Author: Erle C. Ellis
- Histoire de l'atmosphère de la terre depuis la formation du système solaire il y a 4.5 milliards d'années
- Google search on why the human niche is transforming the planet
- Boivin, Nicole L., Melinda A. Zeder, Dorian Q. Fuller, Alison Crowther, Greger Larson, Jon M. Erlandson, Tim Denham, et al. 2016. “Ecological Consequences of Human Niche Construction: Examining Long-Term Anthropogenic Shaping of Global Species Distributions.” Proceedings of the National Academy of Sciences 113 (23): 6388–96. http://bit.ly/33jKO68
- Chase-Dunn, Christopher K., and Bruce Lerro. 2013. Social Change: Globalization from the Stone Age to the Present.

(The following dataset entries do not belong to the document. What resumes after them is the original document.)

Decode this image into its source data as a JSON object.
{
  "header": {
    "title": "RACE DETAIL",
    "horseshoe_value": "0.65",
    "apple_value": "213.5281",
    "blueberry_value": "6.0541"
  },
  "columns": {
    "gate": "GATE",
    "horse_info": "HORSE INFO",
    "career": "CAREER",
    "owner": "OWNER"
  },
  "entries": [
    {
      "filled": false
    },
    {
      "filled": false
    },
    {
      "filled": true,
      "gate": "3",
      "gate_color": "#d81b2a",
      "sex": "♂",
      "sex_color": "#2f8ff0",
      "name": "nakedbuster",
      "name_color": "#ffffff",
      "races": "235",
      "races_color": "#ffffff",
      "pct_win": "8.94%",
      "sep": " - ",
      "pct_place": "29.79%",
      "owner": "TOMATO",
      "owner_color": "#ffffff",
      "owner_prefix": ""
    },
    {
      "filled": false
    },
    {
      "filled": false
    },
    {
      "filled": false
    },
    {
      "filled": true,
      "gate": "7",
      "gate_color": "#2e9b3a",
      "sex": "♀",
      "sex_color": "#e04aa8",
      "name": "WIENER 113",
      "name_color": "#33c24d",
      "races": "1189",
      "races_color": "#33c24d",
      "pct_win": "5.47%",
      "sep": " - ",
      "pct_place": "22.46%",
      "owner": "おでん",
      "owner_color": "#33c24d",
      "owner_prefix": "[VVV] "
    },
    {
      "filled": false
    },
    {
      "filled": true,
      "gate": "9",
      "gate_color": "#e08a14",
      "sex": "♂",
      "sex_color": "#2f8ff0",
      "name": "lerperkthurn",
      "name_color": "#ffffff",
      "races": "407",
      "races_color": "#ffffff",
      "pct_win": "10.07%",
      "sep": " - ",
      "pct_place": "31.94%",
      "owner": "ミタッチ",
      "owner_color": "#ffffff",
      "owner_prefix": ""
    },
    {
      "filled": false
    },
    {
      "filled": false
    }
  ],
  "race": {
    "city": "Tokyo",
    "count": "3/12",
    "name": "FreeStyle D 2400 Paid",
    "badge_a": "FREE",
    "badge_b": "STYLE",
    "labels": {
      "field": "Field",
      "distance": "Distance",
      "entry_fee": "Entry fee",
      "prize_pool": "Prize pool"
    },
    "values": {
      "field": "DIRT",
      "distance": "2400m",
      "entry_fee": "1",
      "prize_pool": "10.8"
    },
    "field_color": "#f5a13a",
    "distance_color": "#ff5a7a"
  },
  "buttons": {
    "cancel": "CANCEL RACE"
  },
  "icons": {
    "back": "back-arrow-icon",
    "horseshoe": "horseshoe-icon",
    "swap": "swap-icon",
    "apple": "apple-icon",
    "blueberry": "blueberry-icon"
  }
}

Boulder, CO: Paradigm Publishers. http://bit.ly/39mfnMb
- Danchin, Étienne. 2013. “Avatars of Information: Towards an Inclusive Evolutionary Synthesis.” http://bit.ly/2suRCAU
- Trends in Ecology & Evolution 28 (6): 351–58. Ellis, Erle C. 2015. “Ecology in an Anthropogenic Biosphere.” http://bit.ly/37kl8YM
- Ecological Monographs 85 (3): 287–331. Henrich, Joseph. 2015. The Secret of Our Success: How Culture Is Driving Human Evolution, Domesticating Our Species, and Making Us Smarter. Princeton, NJ: Princeton University Press.http://bit.ly/2MTxAXZ
- Kirch, Patrick V. 2005. “Archaeology and Global Change: The Holocene Record.” Annual Review of Environment and Resources 30: 409–40. http://bit.ly/2MF69kf
- Odling-Smee, F. John, Kevin N. Laland, and Marcus W. Feldman. 2003. Niche Construction: The Neglected Process in Evolution. Princeton, NJ: Princeton University Press. http://bit.ly/37nz7xd
- Smith, Bruce D., and Melinda A. Zeder. 2013. “The Onset of the Anthropocene.” http://bit.ly/2MyQvXN
- Anthropocene 4: 8–13. Steffen, Will, Paul J. Crutzen, and John R. McNeill. 2007. “The Anthropocene: Are Humans Now Overwhelming the Great Forces of Nature?” AMBIO: A Journal of the Human Environment 36 (8): 614–21. http://bit.ly/37fkImo